# WHAT TO WORK ON
Go line by line through the data below and work out how many lines contain "display"; the answer is that number alone.

# THE RECORDS
★ ★ ★
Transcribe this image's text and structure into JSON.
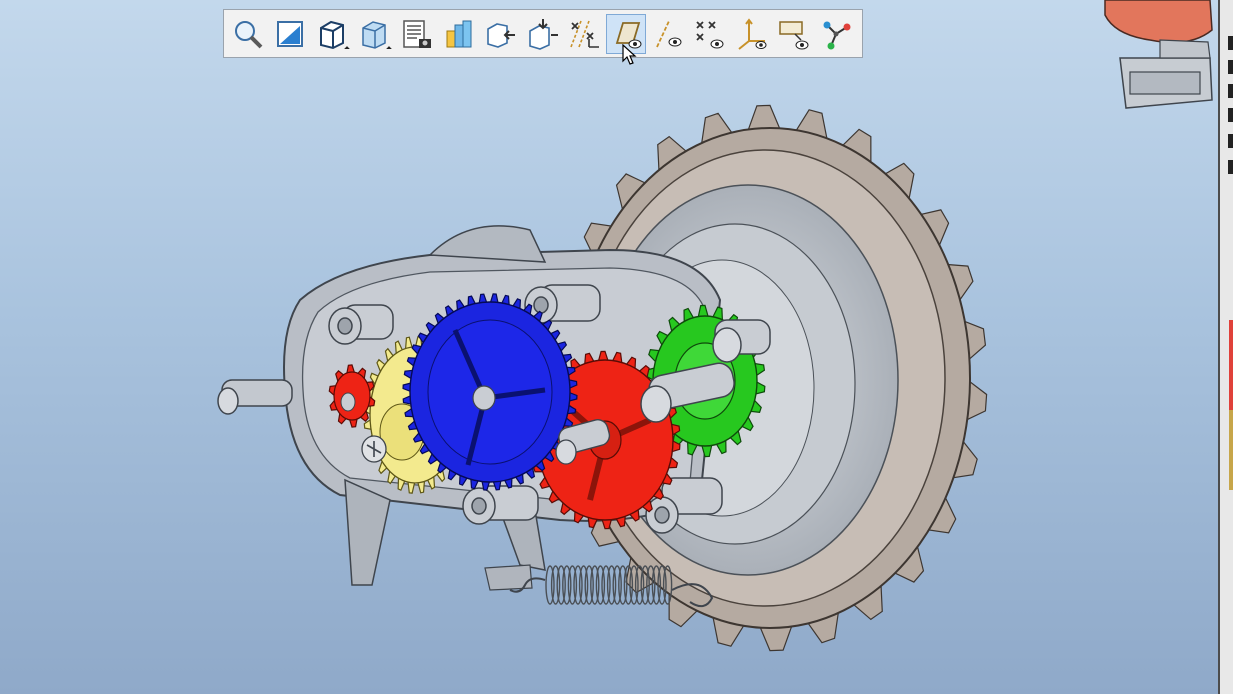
{
  "window": {
    "background_top": "#c3d8ec",
    "background_bottom": "#8fa9c9"
  },
  "toolbar": {
    "buttons": [
      {
        "name": "zoom-window-button",
        "icon": "magnifier-icon"
      },
      {
        "name": "orient-plane-button",
        "icon": "plane-normal-icon"
      },
      {
        "name": "display-style-button",
        "icon": "cube-shaded-icon"
      },
      {
        "name": "saved-views-button",
        "icon": "cube-view-list-icon"
      },
      {
        "name": "view-manager-button",
        "icon": "list-camera-icon"
      },
      {
        "name": "appearance-gallery-button",
        "icon": "color-palette-icon"
      },
      {
        "name": "annotation-display-button",
        "icon": "cube-arrow-icon"
      },
      {
        "name": "explode-view-button",
        "icon": "cube-explode-icon"
      },
      {
        "name": "datum-display-button",
        "icon": "axis-display-icon"
      },
      {
        "name": "plane-display-button",
        "icon": "plane-display-icon",
        "active": true
      },
      {
        "name": "axis-display-button",
        "icon": "axis-eye-icon"
      },
      {
        "name": "point-display-button",
        "icon": "point-eye-icon"
      },
      {
        "name": "csys-display-button",
        "icon": "csys-eye-icon"
      },
      {
        "name": "annotation-eye-button",
        "icon": "annotation-eye-icon"
      },
      {
        "name": "spin-center-button",
        "icon": "spin-center-icon"
      }
    ]
  },
  "model": {
    "colors": {
      "housing": "#b9bec6",
      "tire": "#b5aaa1",
      "gear_blue": "#1b25e0",
      "gear_red": "#ee2315",
      "gear_green": "#27c81f",
      "gear_yellow": "#f3ea8e",
      "steel": "#c8cccf"
    }
  }
}
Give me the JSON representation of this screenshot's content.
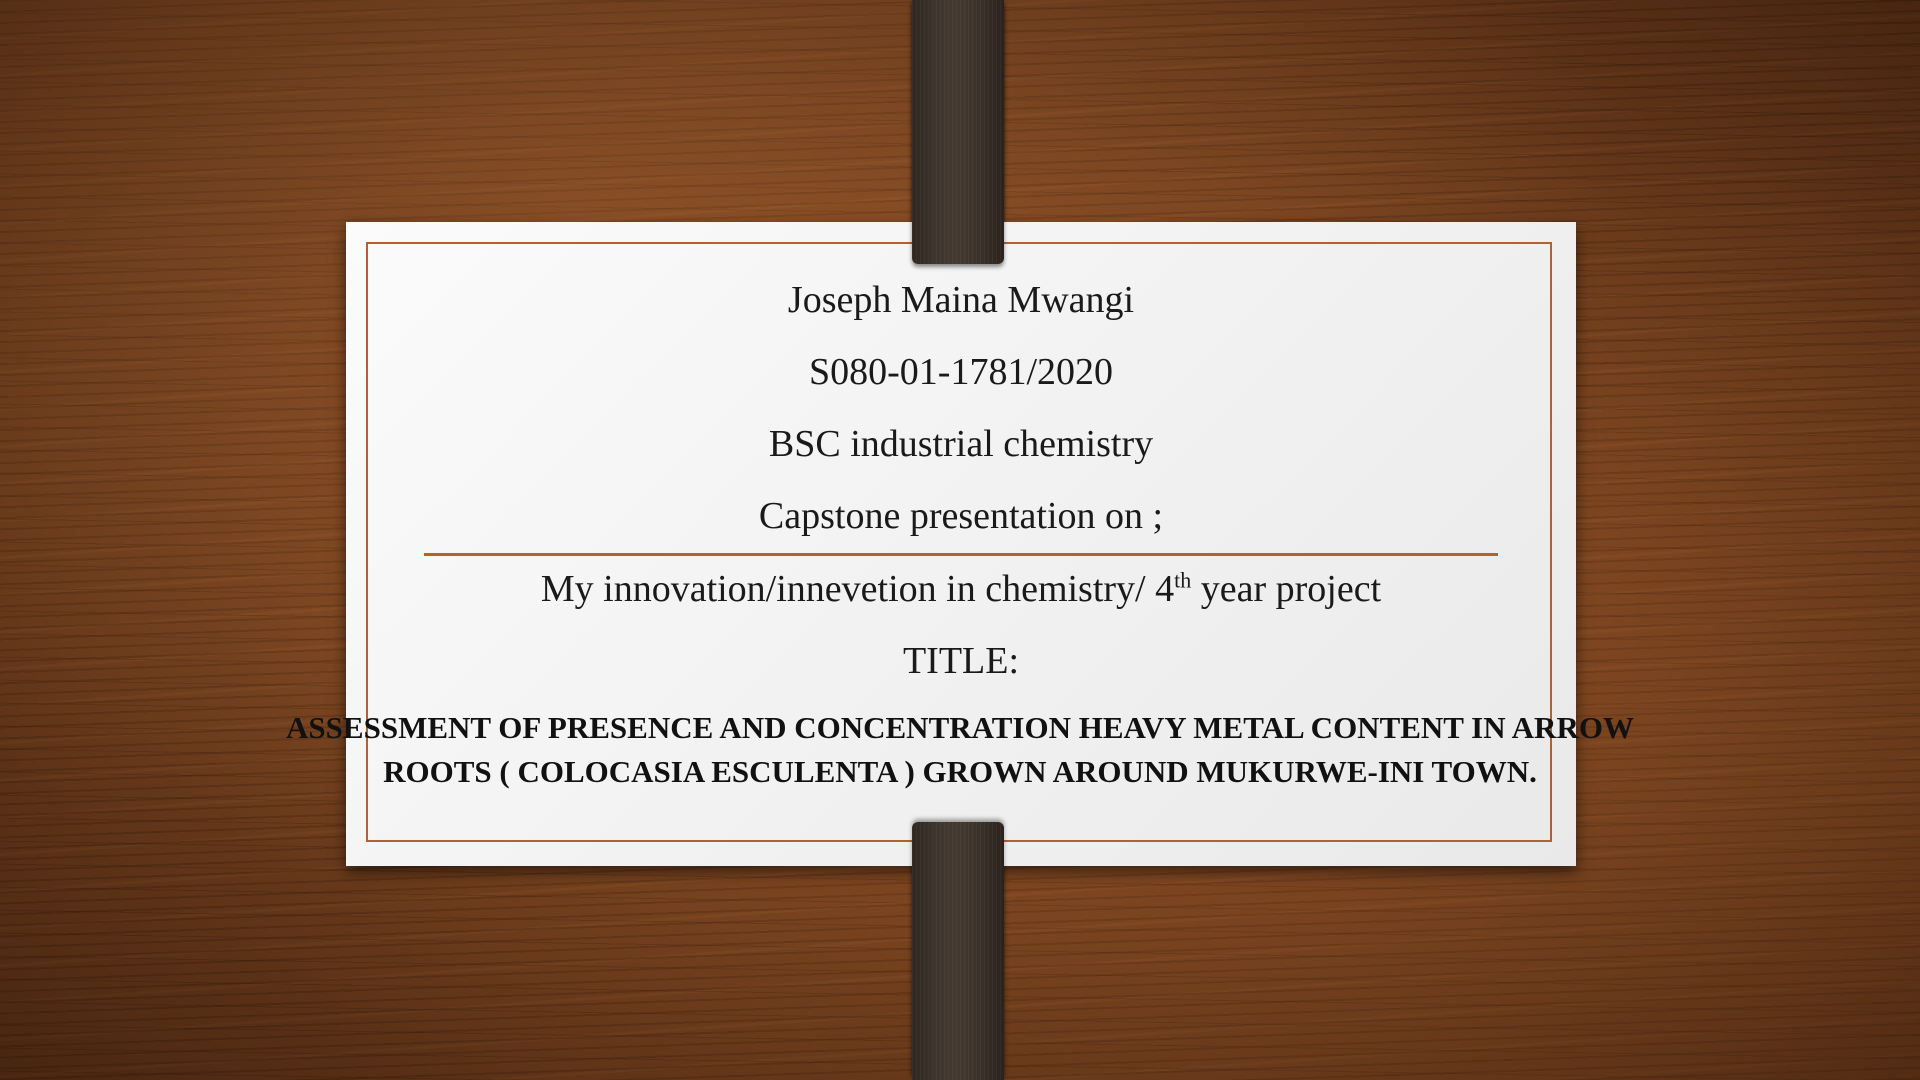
{
  "slide": {
    "author_name": "Joseph Maina Mwangi",
    "registration_number": "S080-01-1781/2020",
    "course": "BSC industrial chemistry",
    "intro_text": "Capstone presentation on ;",
    "subtitle": {
      "before_ordinal": "My innovation/innevetion in chemistry/ 4",
      "ordinal_suffix": "th",
      "after_ordinal": " year project"
    },
    "title_label": "TITLE:",
    "project_title_line1": "ASSESSMENT OF PRESENCE AND CONCENTRATION HEAVY METAL CONTENT IN ARROW",
    "project_title_line2": "ROOTS ( COLOCASIA ESCULENTA ) GROWN AROUND MUKURWE-INI TOWN."
  },
  "colors": {
    "accent": "#b2622b",
    "strap": "#3f362e",
    "card": "#f3f3f3",
    "wood": "#7a4420"
  }
}
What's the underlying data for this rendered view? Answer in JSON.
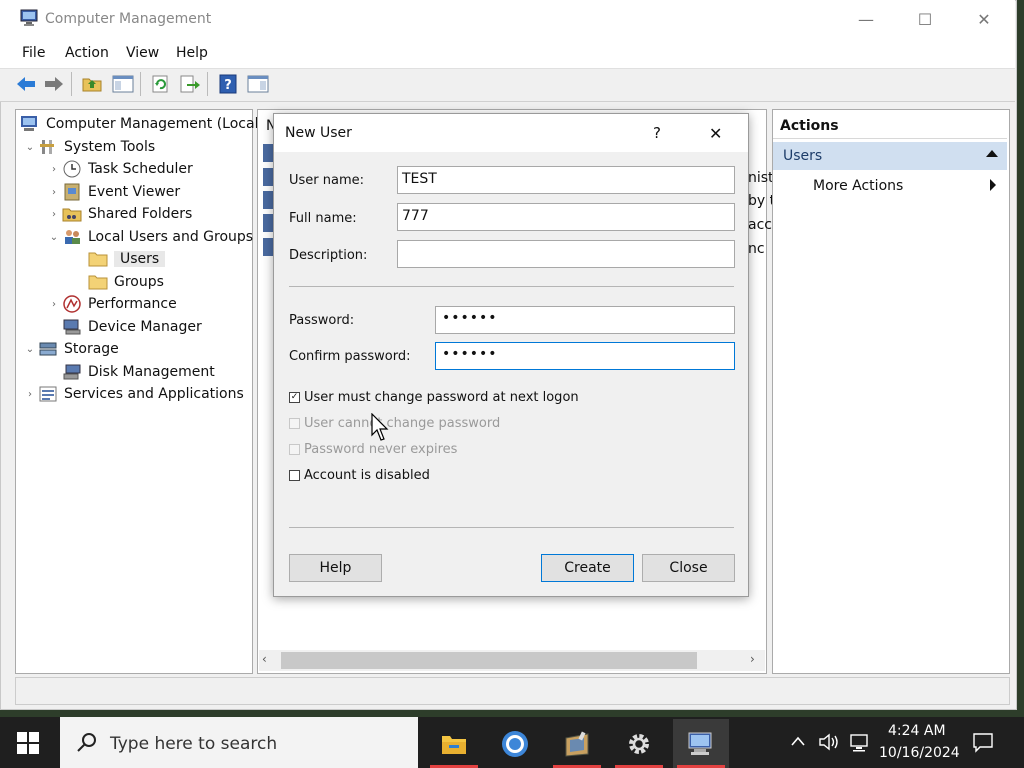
{
  "window": {
    "title": "Computer Management",
    "min": "—",
    "max": "☐",
    "close": "✕"
  },
  "menu": [
    "File",
    "Action",
    "View",
    "Help"
  ],
  "tree": {
    "root": "Computer Management (Local)",
    "system_tools": "System Tools",
    "task_scheduler": "Task Scheduler",
    "event_viewer": "Event Viewer",
    "shared_folders": "Shared Folders",
    "local_users_groups": "Local Users and Groups",
    "users": "Users",
    "groups": "Groups",
    "performance": "Performance",
    "device_manager": "Device Manager",
    "storage": "Storage",
    "disk_management": "Disk Management",
    "services_apps": "Services and Applications"
  },
  "middle": {
    "header_fragment": "N",
    "peek_lines": [
      "nist",
      "by t",
      "acc",
      "nc"
    ]
  },
  "actions": {
    "header": "Actions",
    "section": "Users",
    "more": "More Actions"
  },
  "dialog": {
    "title": "New User",
    "help_glyph": "?",
    "close_glyph": "✕",
    "username_label": "User name:",
    "username_value": "TEST",
    "fullname_label": "Full name:",
    "fullname_value": "777",
    "description_label": "Description:",
    "description_value": "",
    "password_label": "Password:",
    "password_value": "••••••",
    "confirm_label": "Confirm password:",
    "confirm_value": "••••••",
    "chk_must_change": "User must change password at next logon",
    "chk_cannot_change": "User cannot change password",
    "chk_never_expires": "Password never expires",
    "chk_disabled": "Account is disabled",
    "help_button": "Help",
    "create_button": "Create",
    "close_button": "Close"
  },
  "taskbar": {
    "search_placeholder": "Type here to search",
    "time": "4:24 AM",
    "date": "10/16/2024"
  },
  "colors": {
    "accent": "#0078d7",
    "selection": "#d0dff0",
    "taskbar": "#1f1f1f",
    "indicator": "#e34141"
  }
}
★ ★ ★
# FINAL ANSWER
9